=== Problem description ===
Reproduce exactly the lines from the one containing "Enumerate this screenshot's" through the last line of the records below, both included. Leave out any pictures.

(Data records for software interfaces)
______________________________

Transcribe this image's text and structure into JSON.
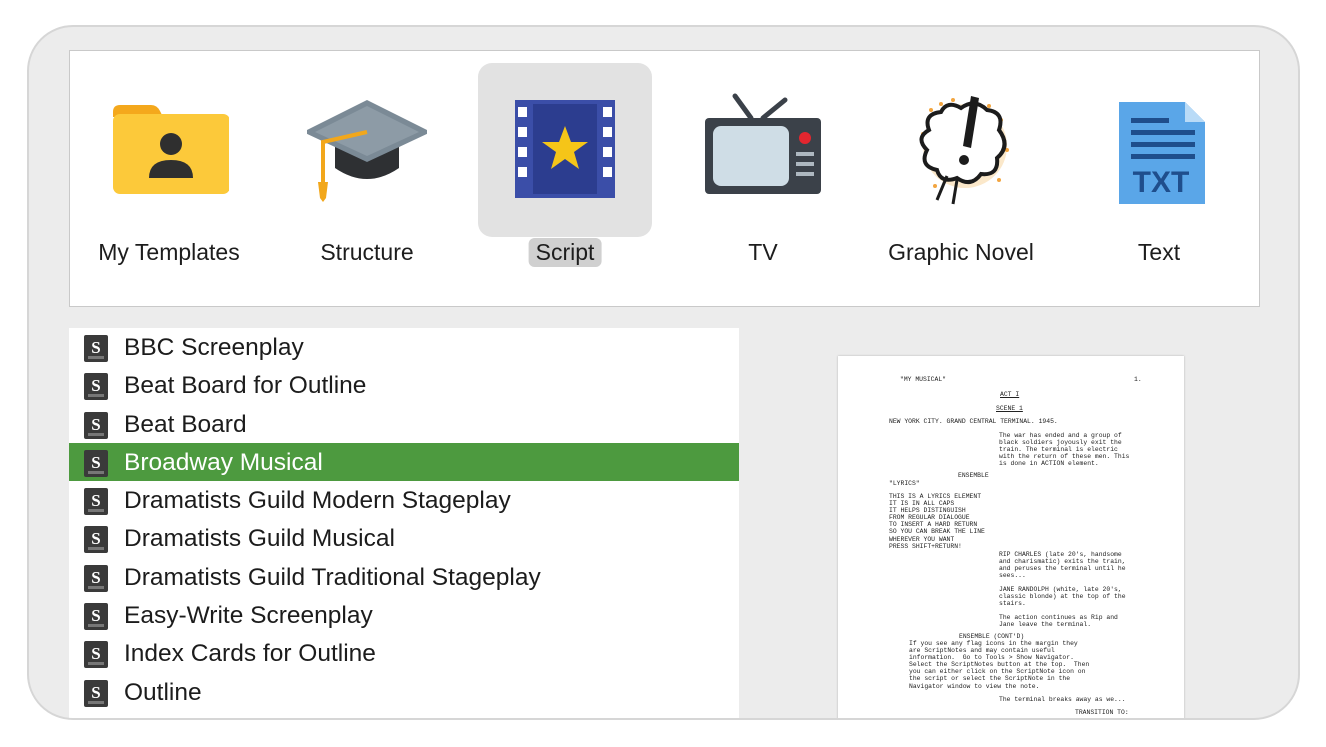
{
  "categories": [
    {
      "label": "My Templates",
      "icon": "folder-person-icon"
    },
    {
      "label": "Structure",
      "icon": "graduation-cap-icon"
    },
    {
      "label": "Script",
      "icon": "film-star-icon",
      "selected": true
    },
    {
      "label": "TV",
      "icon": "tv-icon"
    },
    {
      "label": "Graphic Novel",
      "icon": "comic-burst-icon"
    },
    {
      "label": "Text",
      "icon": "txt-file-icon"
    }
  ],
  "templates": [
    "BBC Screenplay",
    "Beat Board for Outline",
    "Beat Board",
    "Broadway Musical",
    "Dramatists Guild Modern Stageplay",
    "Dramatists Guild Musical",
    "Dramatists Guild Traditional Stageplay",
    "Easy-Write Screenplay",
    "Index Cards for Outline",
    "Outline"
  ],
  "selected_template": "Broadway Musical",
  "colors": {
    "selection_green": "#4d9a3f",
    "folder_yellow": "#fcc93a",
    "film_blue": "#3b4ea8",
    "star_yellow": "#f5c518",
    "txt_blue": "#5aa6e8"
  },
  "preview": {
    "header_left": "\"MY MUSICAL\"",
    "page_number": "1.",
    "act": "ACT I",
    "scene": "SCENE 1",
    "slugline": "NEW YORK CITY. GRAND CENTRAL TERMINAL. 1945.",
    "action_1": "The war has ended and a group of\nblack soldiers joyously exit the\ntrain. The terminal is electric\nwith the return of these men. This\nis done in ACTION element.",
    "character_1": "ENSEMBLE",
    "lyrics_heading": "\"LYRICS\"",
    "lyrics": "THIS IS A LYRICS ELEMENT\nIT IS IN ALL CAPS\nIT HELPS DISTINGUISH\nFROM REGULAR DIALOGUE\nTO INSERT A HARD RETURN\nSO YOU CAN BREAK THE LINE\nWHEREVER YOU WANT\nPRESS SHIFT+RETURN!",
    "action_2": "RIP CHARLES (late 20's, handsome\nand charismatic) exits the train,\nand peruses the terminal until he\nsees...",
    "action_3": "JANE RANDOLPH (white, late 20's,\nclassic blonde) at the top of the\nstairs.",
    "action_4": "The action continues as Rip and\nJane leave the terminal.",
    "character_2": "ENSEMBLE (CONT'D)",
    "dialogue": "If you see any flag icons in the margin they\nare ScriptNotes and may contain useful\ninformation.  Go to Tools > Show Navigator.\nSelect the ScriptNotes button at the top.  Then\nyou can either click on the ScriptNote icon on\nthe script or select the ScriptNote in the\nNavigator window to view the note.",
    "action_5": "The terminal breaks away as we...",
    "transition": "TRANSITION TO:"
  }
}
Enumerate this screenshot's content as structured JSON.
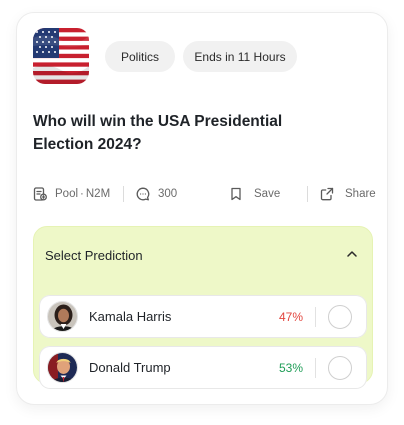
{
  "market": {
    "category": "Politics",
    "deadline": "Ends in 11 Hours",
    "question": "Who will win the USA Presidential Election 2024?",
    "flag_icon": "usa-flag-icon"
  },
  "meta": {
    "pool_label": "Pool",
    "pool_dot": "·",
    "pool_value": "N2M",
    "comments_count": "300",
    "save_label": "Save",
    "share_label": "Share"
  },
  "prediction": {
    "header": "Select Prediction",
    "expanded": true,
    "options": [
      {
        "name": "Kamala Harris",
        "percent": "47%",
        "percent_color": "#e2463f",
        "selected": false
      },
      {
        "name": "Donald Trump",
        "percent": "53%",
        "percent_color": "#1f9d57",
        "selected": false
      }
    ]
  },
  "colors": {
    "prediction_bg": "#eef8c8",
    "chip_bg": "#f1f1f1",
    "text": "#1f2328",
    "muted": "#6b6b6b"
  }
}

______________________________

=== Solved problem ===
Enumerate this screenshot's content as structured JSON.
{
  "market": {
    "category": "Politics",
    "deadline": "Ends in 11 Hours",
    "question": "Who will win the USA Presidential Election 2024?",
    "flag_icon": "usa-flag-icon"
  },
  "meta": {
    "pool_label": "Pool",
    "pool_dot": "·",
    "pool_value": "N2M",
    "comments_count": "300",
    "save_label": "Save",
    "share_label": "Share"
  },
  "prediction": {
    "header": "Select Prediction",
    "expanded": true,
    "options": [
      {
        "name": "Kamala Harris",
        "percent": "47%",
        "percent_color": "#e2463f",
        "selected": false
      },
      {
        "name": "Donald Trump",
        "percent": "53%",
        "percent_color": "#1f9d57",
        "selected": false
      }
    ]
  },
  "colors": {
    "prediction_bg": "#eef8c8",
    "chip_bg": "#f1f1f1",
    "text": "#1f2328",
    "muted": "#6b6b6b"
  }
}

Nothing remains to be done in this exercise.